I read both 1984 and Animal Farm in high school and found the first to be quite tedious while the second was quite good, and I read a number of Orwell’s essays in university which led me to believe that he’s one of those writers who is better at producing non-fiction than fiction. This belief was confirmed in Down And Out In Paris And London, which is both “an excellent book and a valuable social document,” as one 1930s reviewer put it.

Obviously Orwell was no slouch when it came to writing fiction, either, but his non-fiction is such a rare and beautiful thing: articulate, readable, intelligent and witty. He writes about his time spent as a dishwasher in Paris and his time as a homeless tramp in London. Neither of these experiences sounds particularly interesting, yet Orwell makes them so, drawing them in clear and precise terms with his remarkable command of English and sprinkling the text with his comments on the injustice, cruelty and pointlessness of the things he witnesses. In England, for example, the state provides what tramps call ‘spikes’ – free but prison-like boarding houses – but tramps are not provided with any useful work there, and are not permitted to stay in the same one each night, which sends them trekking across the countryside to the next spike like “so many Wandering Jews.” In Paris, he marvels at the fact that kitchen workers essentially live a life of slavery: they work sixteen or seventeen hours a day, and barely have enough time to sleep, let alone find another job or educate themselves, so they are forced to work as kitchen hands for the rest of their lives. It’s easy to see Orwell’s socialist beliefs in their crucible, and it’s a fascinating glimpse into a world that no longer exists (although I suppose the extent to which our society has improved is up for debate).

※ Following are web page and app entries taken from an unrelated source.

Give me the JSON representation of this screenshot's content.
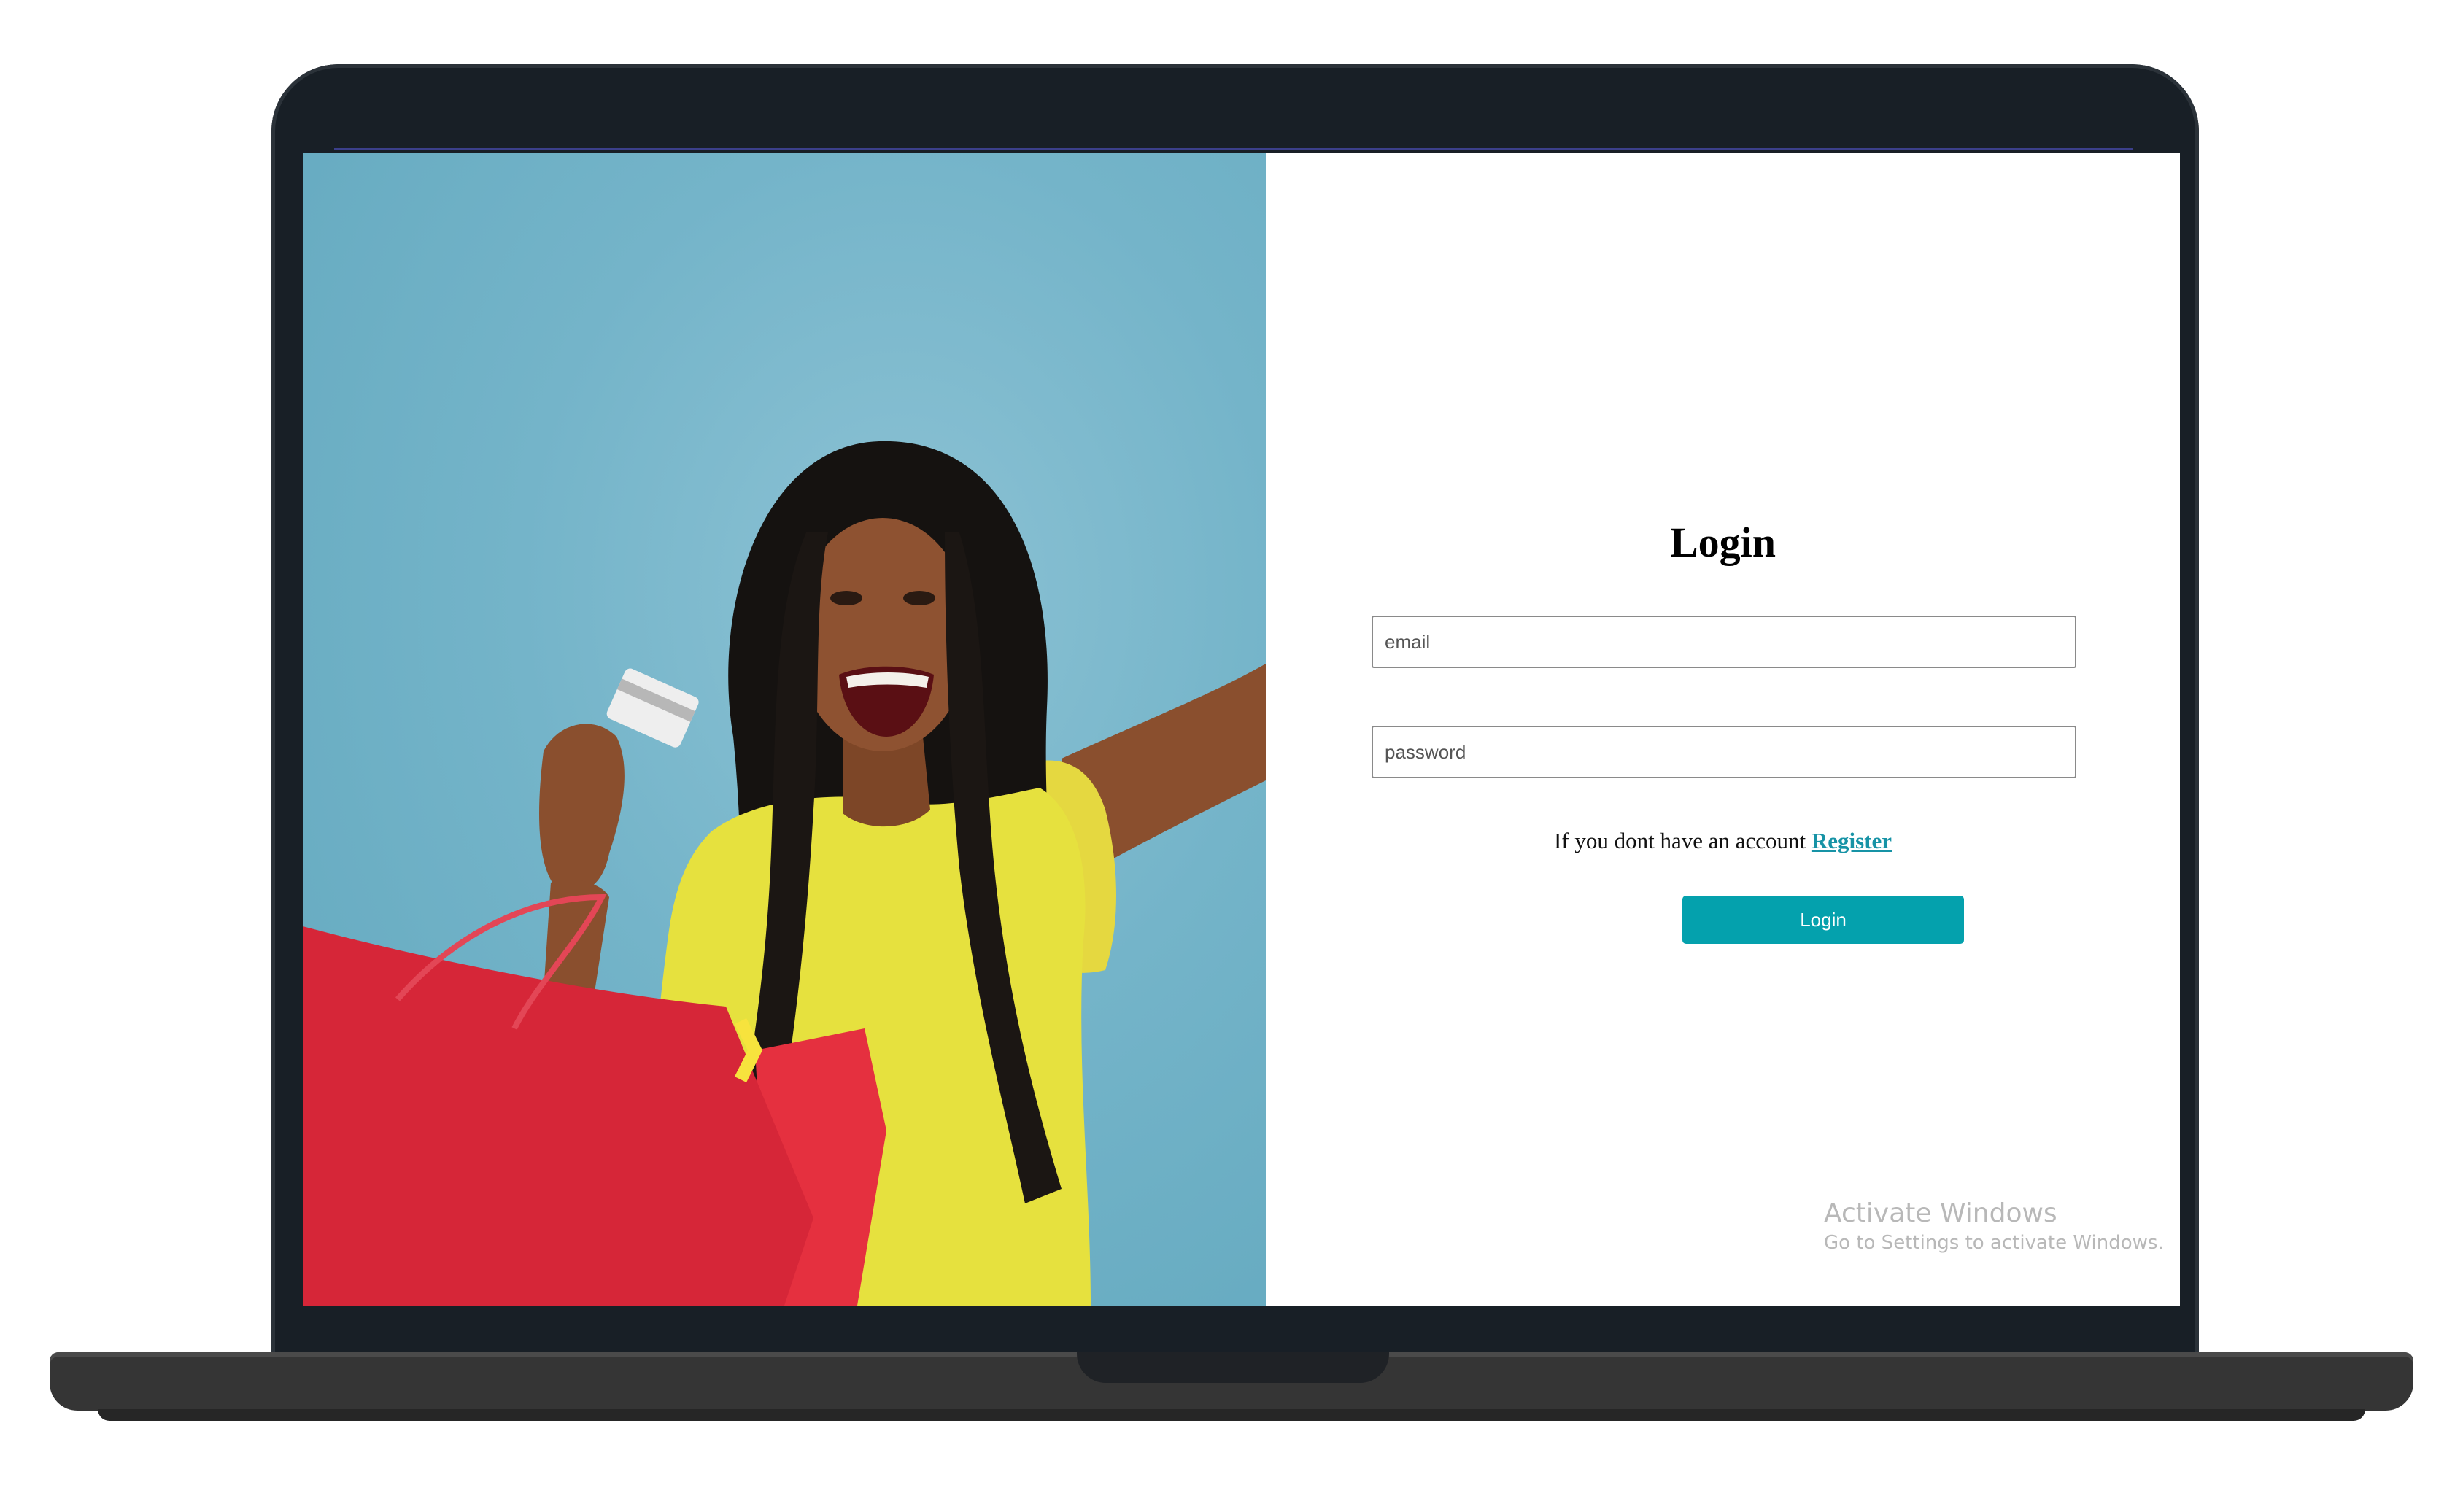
{
  "login": {
    "title": "Login",
    "email_placeholder": "email",
    "password_placeholder": "password",
    "register_prompt": "If you dont have an account",
    "register_link": "Register",
    "button_label": "Login"
  },
  "hero": {
    "image_description_icon": "shopping-woman-photo"
  },
  "watermark": {
    "title": "Activate Windows",
    "subtitle": "Go to Settings to activate Windows."
  },
  "colors": {
    "accent": "#04a1ad",
    "link": "#1793a6",
    "hero_background": "#74b4c9",
    "laptop_bezel": "#181f26"
  }
}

Down And Out In Paris And London is a brilliant piece of writing, and I now intend to seek out the rest of Orwell’s other non-fiction works.